▶ **What you will do**:
Please go line by line through the material and copy each one containing the word "your".

▶ **Records provided**:
---*---
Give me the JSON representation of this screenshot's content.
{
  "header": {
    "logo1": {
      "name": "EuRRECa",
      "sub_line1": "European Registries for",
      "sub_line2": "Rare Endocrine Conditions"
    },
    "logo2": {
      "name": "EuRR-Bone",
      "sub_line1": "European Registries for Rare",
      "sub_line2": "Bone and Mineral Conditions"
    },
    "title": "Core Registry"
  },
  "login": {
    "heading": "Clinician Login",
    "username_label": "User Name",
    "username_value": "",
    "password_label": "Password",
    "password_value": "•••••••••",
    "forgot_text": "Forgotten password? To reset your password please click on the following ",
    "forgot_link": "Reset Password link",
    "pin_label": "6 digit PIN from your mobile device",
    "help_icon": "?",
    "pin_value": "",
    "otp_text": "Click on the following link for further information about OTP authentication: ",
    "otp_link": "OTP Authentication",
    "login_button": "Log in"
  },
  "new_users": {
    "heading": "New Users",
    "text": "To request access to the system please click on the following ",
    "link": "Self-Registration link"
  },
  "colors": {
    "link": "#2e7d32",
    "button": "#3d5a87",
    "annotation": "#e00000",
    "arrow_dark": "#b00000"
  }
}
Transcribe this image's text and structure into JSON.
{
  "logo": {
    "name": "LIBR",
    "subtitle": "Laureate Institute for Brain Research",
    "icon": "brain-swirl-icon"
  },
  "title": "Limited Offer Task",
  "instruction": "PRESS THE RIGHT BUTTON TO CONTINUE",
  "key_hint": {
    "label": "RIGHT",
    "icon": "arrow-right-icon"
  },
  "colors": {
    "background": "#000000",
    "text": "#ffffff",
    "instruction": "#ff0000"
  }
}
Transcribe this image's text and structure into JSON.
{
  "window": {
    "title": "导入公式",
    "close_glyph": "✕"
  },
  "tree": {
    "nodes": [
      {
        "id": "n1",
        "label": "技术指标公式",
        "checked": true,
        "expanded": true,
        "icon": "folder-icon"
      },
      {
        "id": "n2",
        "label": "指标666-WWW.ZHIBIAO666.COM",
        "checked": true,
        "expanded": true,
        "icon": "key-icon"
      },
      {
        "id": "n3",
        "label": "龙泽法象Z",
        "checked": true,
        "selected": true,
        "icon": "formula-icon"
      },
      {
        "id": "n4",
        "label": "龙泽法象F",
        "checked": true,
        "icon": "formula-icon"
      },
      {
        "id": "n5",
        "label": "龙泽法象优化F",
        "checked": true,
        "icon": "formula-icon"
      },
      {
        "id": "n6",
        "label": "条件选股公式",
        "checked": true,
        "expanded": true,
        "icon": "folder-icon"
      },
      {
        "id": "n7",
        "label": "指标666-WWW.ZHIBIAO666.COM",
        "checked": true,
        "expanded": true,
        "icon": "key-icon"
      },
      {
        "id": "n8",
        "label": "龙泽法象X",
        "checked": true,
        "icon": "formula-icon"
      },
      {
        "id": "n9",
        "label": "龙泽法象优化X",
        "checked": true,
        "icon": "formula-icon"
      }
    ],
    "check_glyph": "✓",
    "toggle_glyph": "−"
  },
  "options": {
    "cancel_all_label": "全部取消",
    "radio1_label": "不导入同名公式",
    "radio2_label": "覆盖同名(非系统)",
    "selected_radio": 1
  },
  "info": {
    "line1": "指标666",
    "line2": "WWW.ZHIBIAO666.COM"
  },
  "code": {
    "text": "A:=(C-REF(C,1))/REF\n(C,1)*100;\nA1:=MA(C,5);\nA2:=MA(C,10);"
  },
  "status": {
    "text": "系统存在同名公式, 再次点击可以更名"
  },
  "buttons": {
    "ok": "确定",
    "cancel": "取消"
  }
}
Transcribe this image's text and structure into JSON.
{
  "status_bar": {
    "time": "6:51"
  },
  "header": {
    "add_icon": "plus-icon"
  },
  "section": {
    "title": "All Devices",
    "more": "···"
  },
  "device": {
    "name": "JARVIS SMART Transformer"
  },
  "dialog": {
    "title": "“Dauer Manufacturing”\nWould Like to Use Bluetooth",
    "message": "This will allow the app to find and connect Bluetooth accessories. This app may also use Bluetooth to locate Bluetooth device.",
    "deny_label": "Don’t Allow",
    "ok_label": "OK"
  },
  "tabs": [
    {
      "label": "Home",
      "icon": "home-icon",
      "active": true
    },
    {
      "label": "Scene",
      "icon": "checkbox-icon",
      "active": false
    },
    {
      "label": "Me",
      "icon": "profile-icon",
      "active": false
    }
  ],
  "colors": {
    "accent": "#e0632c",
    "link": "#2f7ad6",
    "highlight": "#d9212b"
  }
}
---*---
▶ **Task response**:
    "forgot_text": "Forgotten password? To reset your password please click on the following ",
    "pin_label": "6 digit PIN from your mobile device",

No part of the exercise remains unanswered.